Picture a purplish, greenish, calla lily-like flower. These flowers release a perfume that smells like a perfect egg-laying/young-rearing site for a fly (which means: it smells like poop).
Then, tiny adorable flies, intrigued by the prospect of a nursery, make their way down the petal-like tube of the inflorescence, where receptive female flowers in a cluster are ready for pollination. All night long the female flowers have the flies' undivided pollination services. Why? Because a series of sterile flowers bloom at the narrow opening, and the tiny adorable flies get trapped! 24 hours later, once the female flowers are adequately pollinated, the sterile flowers holding flies captive dry out just as the male flowers bloom, sending pollen on their way with the flies, who are once again, vulnerable to the trickery of the next "sweet"-smelling flower.
Will the tiny adorable flies fall for the same trick again? This is one of the big evolutionary questions that excites me. How does the deceptive mode of attraction play a role shaping the volatile signals involved in this chemical language?
Sounds like a romance language to me.
Starting Oct. 1st, 2017, all of this fascinating work will be the basis for my one-year postdoctoral research position funded by a collaborative grant between Dr. Nadir Alvarez and Dr. Sergio Rasmann at the University of Neuchâtel.

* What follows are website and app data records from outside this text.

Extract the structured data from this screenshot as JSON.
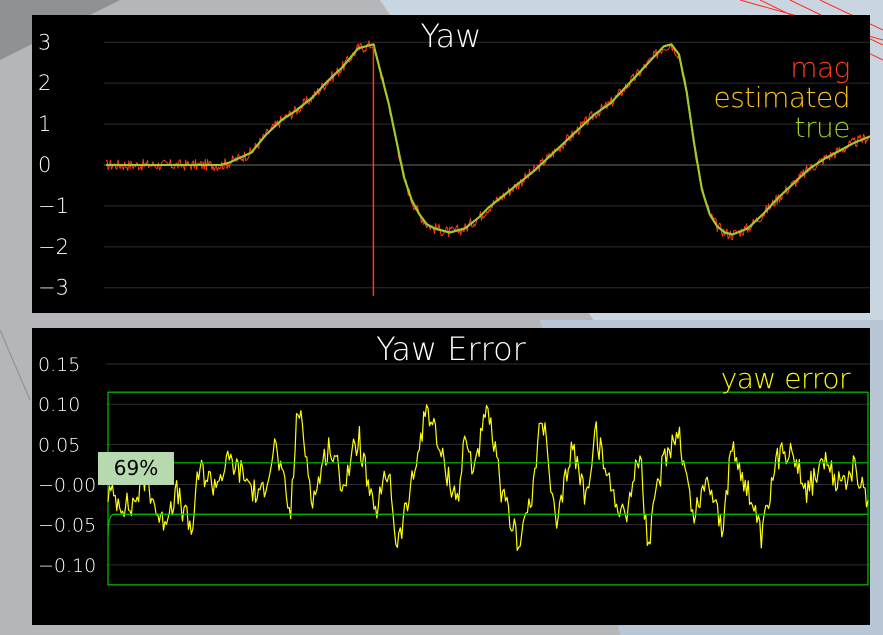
{
  "chart_data": [
    {
      "type": "line",
      "title": "Yaw",
      "ylim": [
        -3.3,
        3.3
      ],
      "y_ticks": [
        "3",
        "2",
        "1",
        "0",
        "−1",
        "−2",
        "−3"
      ],
      "y_tick_values": [
        3,
        2,
        1,
        0,
        -1,
        -2,
        -3
      ],
      "grid": true,
      "legend_position": "top-right",
      "x_range": [
        0,
        100
      ],
      "series": [
        {
          "name": "mag",
          "color": "#ff3a1a",
          "noisy": true,
          "x": [
            0,
            15,
            16,
            19,
            21,
            23,
            25,
            27,
            29,
            31,
            33,
            35,
            37,
            39,
            40,
            41,
            42,
            43,
            44,
            45,
            47,
            49,
            50,
            52,
            54,
            56,
            58,
            60,
            62,
            64,
            66,
            68,
            70,
            72,
            73,
            74,
            75,
            76,
            77,
            78,
            79,
            80,
            81,
            82,
            84,
            86,
            88,
            90,
            92,
            94,
            96,
            98,
            100
          ],
          "values": [
            0,
            0,
            0.05,
            0.3,
            0.75,
            1.1,
            1.35,
            1.65,
            2.05,
            2.4,
            2.85,
            2.95,
            1.5,
            -0.3,
            -0.85,
            -1.2,
            -1.45,
            -1.55,
            -1.6,
            -1.65,
            -1.55,
            -1.25,
            -1.05,
            -0.75,
            -0.45,
            -0.15,
            0.2,
            0.55,
            0.9,
            1.25,
            1.5,
            1.9,
            2.3,
            2.7,
            2.9,
            2.95,
            2.7,
            1.8,
            0.5,
            -0.6,
            -1.2,
            -1.5,
            -1.65,
            -1.7,
            -1.55,
            -1.2,
            -0.8,
            -0.45,
            -0.1,
            0.15,
            0.35,
            0.55,
            0.7
          ]
        },
        {
          "name": "estimated",
          "color": "#ffc21a",
          "x": [
            0,
            15,
            16,
            19,
            21,
            23,
            25,
            27,
            29,
            31,
            33,
            35,
            37,
            39,
            40,
            41,
            42,
            43,
            44,
            45,
            47,
            49,
            50,
            52,
            54,
            56,
            58,
            60,
            62,
            64,
            66,
            68,
            70,
            72,
            73,
            74,
            75,
            76,
            77,
            78,
            79,
            80,
            81,
            82,
            84,
            86,
            88,
            90,
            92,
            94,
            96,
            98,
            100
          ],
          "values": [
            0,
            0,
            0.05,
            0.3,
            0.75,
            1.1,
            1.35,
            1.65,
            2.05,
            2.4,
            2.85,
            2.95,
            1.5,
            -0.3,
            -0.85,
            -1.2,
            -1.45,
            -1.55,
            -1.6,
            -1.65,
            -1.55,
            -1.25,
            -1.05,
            -0.75,
            -0.45,
            -0.15,
            0.2,
            0.55,
            0.9,
            1.25,
            1.5,
            1.9,
            2.3,
            2.7,
            2.9,
            2.95,
            2.7,
            1.8,
            0.5,
            -0.6,
            -1.2,
            -1.5,
            -1.65,
            -1.7,
            -1.55,
            -1.2,
            -0.8,
            -0.45,
            -0.1,
            0.15,
            0.35,
            0.55,
            0.7
          ]
        },
        {
          "name": "true",
          "color": "#9ccc2a",
          "x": [
            0,
            15,
            16,
            19,
            21,
            23,
            25,
            27,
            29,
            31,
            33,
            35,
            37,
            39,
            40,
            41,
            42,
            43,
            44,
            45,
            47,
            49,
            50,
            52,
            54,
            56,
            58,
            60,
            62,
            64,
            66,
            68,
            70,
            72,
            73,
            74,
            75,
            76,
            77,
            78,
            79,
            80,
            81,
            82,
            84,
            86,
            88,
            90,
            92,
            94,
            96,
            98,
            100
          ],
          "values": [
            0,
            0,
            0.05,
            0.3,
            0.75,
            1.1,
            1.35,
            1.65,
            2.05,
            2.4,
            2.85,
            2.95,
            1.5,
            -0.3,
            -0.85,
            -1.2,
            -1.45,
            -1.55,
            -1.6,
            -1.65,
            -1.55,
            -1.25,
            -1.05,
            -0.75,
            -0.45,
            -0.15,
            0.2,
            0.55,
            0.9,
            1.25,
            1.5,
            1.9,
            2.3,
            2.7,
            2.9,
            2.95,
            2.7,
            1.8,
            0.5,
            -0.6,
            -1.2,
            -1.5,
            -1.65,
            -1.7,
            -1.55,
            -1.2,
            -0.8,
            -0.45,
            -0.1,
            0.15,
            0.35,
            0.55,
            0.7
          ]
        }
      ],
      "annotation": {
        "type": "vertical-line",
        "x": 35,
        "from": 2.9,
        "to": -3.2,
        "color": "#ff3a1a"
      }
    },
    {
      "type": "line",
      "title": "Yaw Error",
      "ylim": [
        -0.16,
        0.17
      ],
      "y_ticks": [
        "0.15",
        "0.10",
        "0.05",
        "−0.00",
        "−0.05",
        "−0.10"
      ],
      "y_tick_values": [
        0.15,
        0.1,
        0.05,
        0.0,
        -0.05,
        -0.1
      ],
      "grid": true,
      "legend_position": "top-right",
      "x_range": [
        0,
        100
      ],
      "series": [
        {
          "name": "yaw error",
          "color": "#ffff00",
          "x": [
            0,
            3,
            5,
            7,
            9,
            11,
            12,
            14,
            16,
            18,
            20,
            22,
            24,
            25,
            26,
            27,
            29,
            31,
            33,
            35,
            37,
            38,
            40,
            42,
            44,
            46,
            47,
            48,
            50,
            52,
            54,
            56,
            57,
            59,
            61,
            63,
            64,
            66,
            68,
            70,
            71,
            73,
            75,
            77,
            79,
            81,
            82,
            84,
            86,
            88,
            90,
            92,
            94,
            96,
            98,
            100
          ],
          "values": [
            -0.01,
            -0.03,
            0.01,
            -0.05,
            -0.01,
            -0.06,
            0.02,
            0.0,
            0.03,
            0.01,
            -0.02,
            0.05,
            -0.04,
            0.1,
            0.04,
            -0.02,
            0.05,
            0.0,
            0.06,
            -0.04,
            0.02,
            -0.08,
            0.0,
            0.1,
            0.03,
            -0.02,
            0.06,
            0.02,
            0.09,
            -0.02,
            -0.07,
            -0.01,
            0.1,
            -0.06,
            0.05,
            -0.02,
            0.07,
            0.0,
            -0.04,
            0.04,
            -0.08,
            0.03,
            0.07,
            -0.04,
            0.01,
            -0.06,
            0.05,
            0.0,
            -0.07,
            0.03,
            0.05,
            -0.01,
            0.03,
            0.0,
            0.02,
            -0.02
          ]
        }
      ],
      "threshold_box": {
        "x_from": 0,
        "x_to": 100,
        "y_from": -0.125,
        "y_to": 0.115,
        "color": "#00c800"
      },
      "threshold_lines": [
        0.027,
        -0.037
      ],
      "threshold_start_y": -0.065,
      "threshold_ramp_end_x": 0.8,
      "badge": "69%"
    }
  ]
}
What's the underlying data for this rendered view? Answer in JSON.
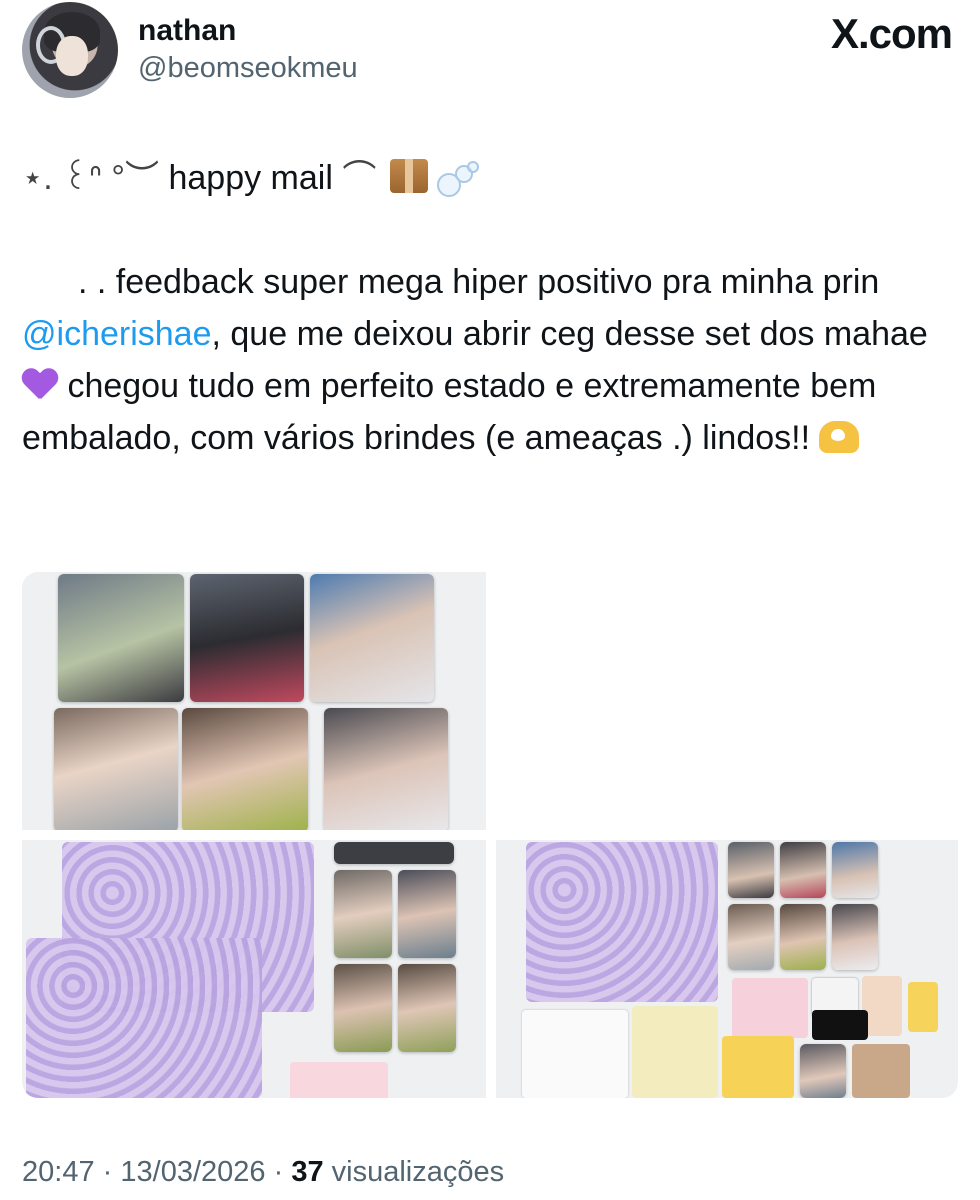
{
  "author": {
    "display_name": "nathan",
    "handle": "@beomseokmeu"
  },
  "brand": "X.com",
  "post": {
    "title_prefix": "⋆. ꒰ᐢ °︶",
    "title_text": "happy mail",
    "title_suffix": "⌒",
    "body_lead": ". . feedback super mega hiper positivo pra minha prin ",
    "mention": "@icherishae",
    "body_mid": ", que me deixou abrir ceg desse set dos mahae ",
    "body_tail": " chegou tudo em perfeito estado e extremamente bem embalado, com vários brindes (e ameaças .) lindos!! "
  },
  "footer": {
    "time": "20:47",
    "date": "13/03/2026",
    "views_count": "37",
    "views_label": "visualizações",
    "sep": "·"
  },
  "icons": [
    "package-emoji",
    "bubbles-emoji",
    "purple-heart-emoji",
    "heart-hands-emoji"
  ],
  "colors": {
    "link": "#1d9bf0",
    "text": "#0f1419",
    "muted": "#536471"
  }
}
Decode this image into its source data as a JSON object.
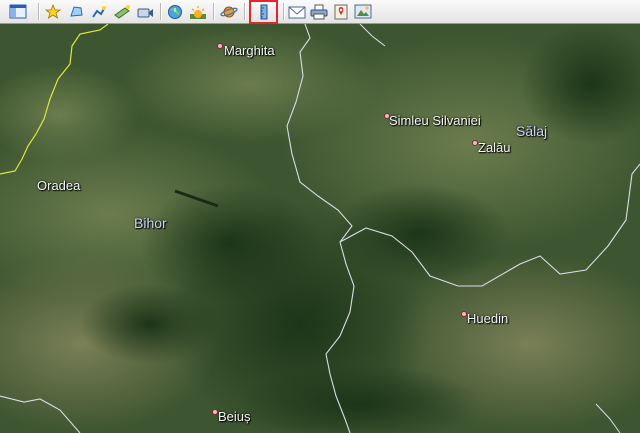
{
  "toolbar": {
    "buttons": [
      {
        "name": "sidebar-toggle-button",
        "icon": "sidebar-icon"
      },
      {
        "name": "add-placemark-button",
        "icon": "placemark-star-icon"
      },
      {
        "name": "add-polygon-button",
        "icon": "polygon-icon"
      },
      {
        "name": "add-path-button",
        "icon": "path-icon"
      },
      {
        "name": "add-image-overlay-button",
        "icon": "image-overlay-icon"
      },
      {
        "name": "record-tour-button",
        "icon": "record-tour-icon"
      },
      {
        "name": "historical-imagery-button",
        "icon": "clock-globe-icon"
      },
      {
        "name": "sunlight-button",
        "icon": "sun-icon"
      },
      {
        "name": "switch-to-sky-button",
        "icon": "planet-icon"
      },
      {
        "name": "ruler-button",
        "icon": "ruler-icon",
        "highlighted": true
      },
      {
        "name": "email-button",
        "icon": "envelope-icon"
      },
      {
        "name": "print-button",
        "icon": "printer-icon"
      },
      {
        "name": "view-in-maps-button",
        "icon": "maps-icon"
      },
      {
        "name": "save-image-button",
        "icon": "save-image-icon"
      }
    ]
  },
  "map": {
    "places": [
      {
        "label": "Marghita"
      },
      {
        "label": "Simleu Silvaniei"
      },
      {
        "label": "Zalău"
      },
      {
        "label": "Oradea"
      },
      {
        "label": "Huedin"
      },
      {
        "label": "Beiuș"
      }
    ],
    "regions": [
      {
        "label": "Sălaj"
      },
      {
        "label": "Bihor"
      }
    ],
    "borders": {
      "country_color": "#e0e83a",
      "county_color": "#d8dde6"
    }
  }
}
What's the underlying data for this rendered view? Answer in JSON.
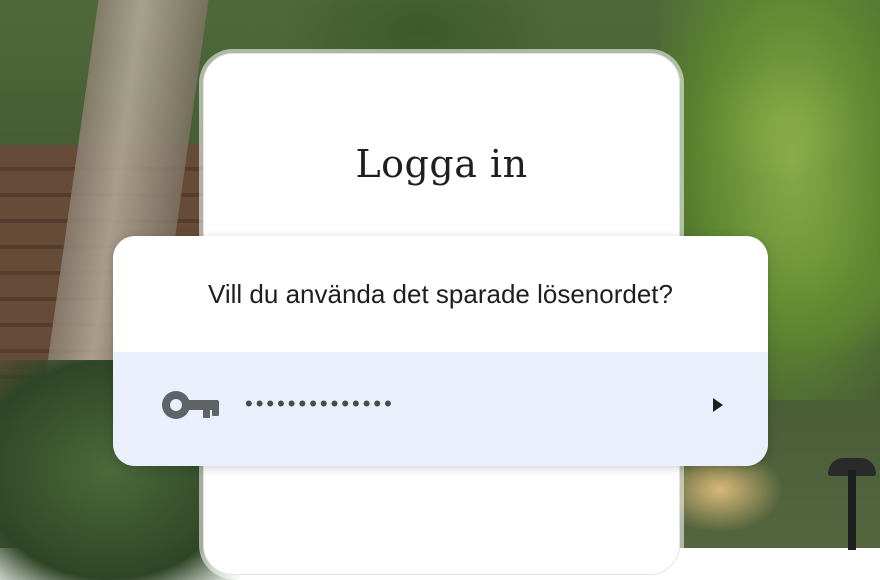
{
  "screen": {
    "title": "Logga in"
  },
  "password_prompt": {
    "question": "Vill du använda det sparade lösenordet?",
    "saved_password_mask": "••••••••••••••",
    "key_icon": "key-icon",
    "chevron_icon": "chevron-right-icon",
    "accent_color": "#e9f0fc",
    "icon_color": "#5f6368"
  }
}
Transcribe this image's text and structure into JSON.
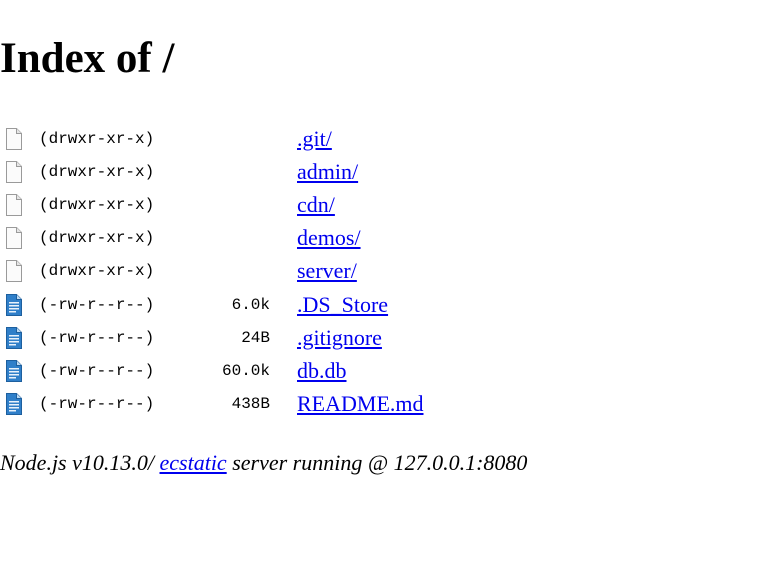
{
  "page": {
    "title": "Index of /"
  },
  "colors": {
    "link": "#0000ee",
    "text": "#000000",
    "background": "#ffffff",
    "file_icon_blue": "#2f7fc9"
  },
  "entries": [
    {
      "perms": "(drwxr-xr-x)",
      "size": "",
      "name": ".git/",
      "icon": "blank-document-icon"
    },
    {
      "perms": "(drwxr-xr-x)",
      "size": "",
      "name": "admin/",
      "icon": "blank-document-icon"
    },
    {
      "perms": "(drwxr-xr-x)",
      "size": "",
      "name": "cdn/",
      "icon": "blank-document-icon"
    },
    {
      "perms": "(drwxr-xr-x)",
      "size": "",
      "name": "demos/",
      "icon": "blank-document-icon"
    },
    {
      "perms": "(drwxr-xr-x)",
      "size": "",
      "name": "server/",
      "icon": "blank-document-icon"
    },
    {
      "perms": "(-rw-r--r--)",
      "size": "6.0k",
      "name": ".DS_Store",
      "icon": "text-document-icon"
    },
    {
      "perms": "(-rw-r--r--)",
      "size": "24B",
      "name": ".gitignore",
      "icon": "text-document-icon"
    },
    {
      "perms": "(-rw-r--r--)",
      "size": "60.0k",
      "name": "db.db",
      "icon": "text-document-icon"
    },
    {
      "perms": "(-rw-r--r--)",
      "size": "438B",
      "name": "README.md",
      "icon": "text-document-icon"
    }
  ],
  "footer": {
    "prefix": "Node.js v10.13.0/ ",
    "link_text": "ecstatic",
    "suffix": " server running @ 127.0.0.1:8080"
  }
}
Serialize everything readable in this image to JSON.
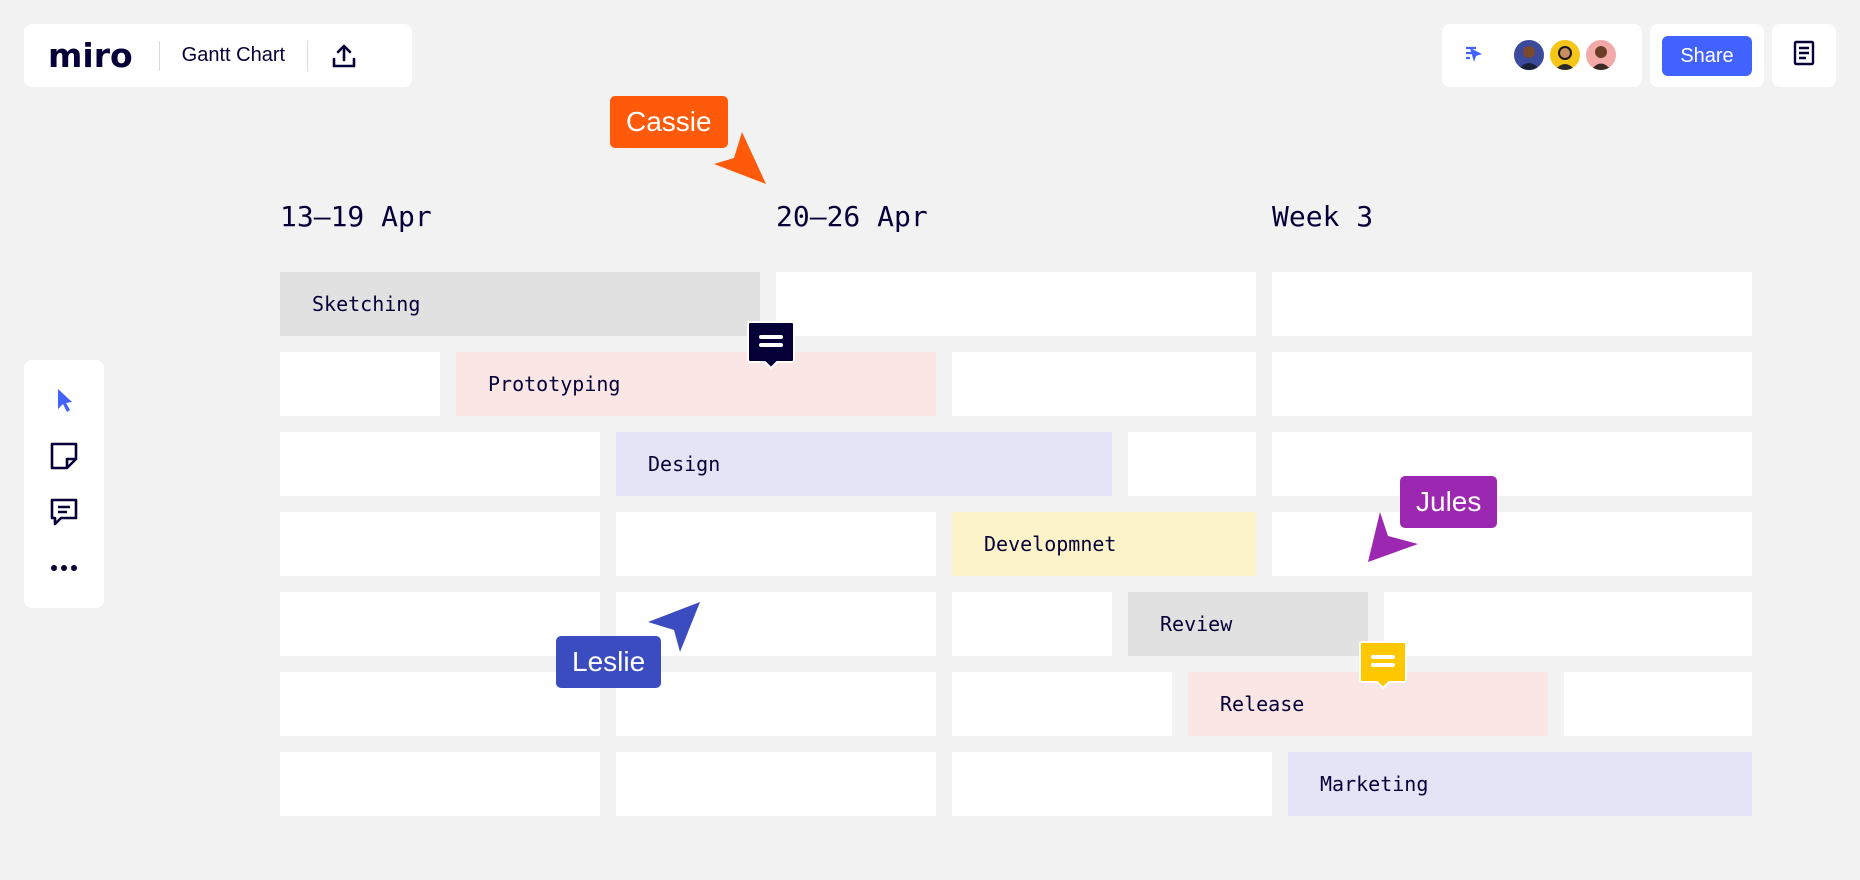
{
  "header": {
    "logo": "miro",
    "board_title": "Gantt Chart",
    "share_label": "Share",
    "icons": {
      "export": "upload-icon",
      "follow": "follow-cursor-icon",
      "notes": "notes-icon"
    }
  },
  "toolbar": {
    "tools": [
      "select-cursor-icon",
      "sticky-note-icon",
      "comment-icon",
      "more-icon"
    ]
  },
  "gantt": {
    "weeks": [
      "13–19 Apr",
      "20–26 Apr",
      "Week 3"
    ],
    "tasks": [
      "Sketching",
      "Prototyping",
      "Design",
      "Developmnet",
      "Review",
      "Release",
      "Marketing"
    ]
  },
  "cursors": {
    "cassie": "Cassie",
    "jules": "Jules",
    "leslie": "Leslie"
  },
  "colors": {
    "accent": "#4262ff",
    "cassie": "#ff5a0a",
    "jules": "#9c27b0",
    "leslie": "#3a4cbf",
    "sketching": "#e1e1e1",
    "prototyping": "#fbe6e6",
    "design": "#e3e5f7",
    "development": "#fdf3c9",
    "review": "#e1e1e1",
    "release": "#fbe6e6",
    "marketing": "#e3e5f7"
  }
}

I feel incredibly luck to get the chance to work with both of these wonderful scientists.
-Adrienne L. Godschalx
(Flower photos of Arum pictum by Dr. Marc Gibernau)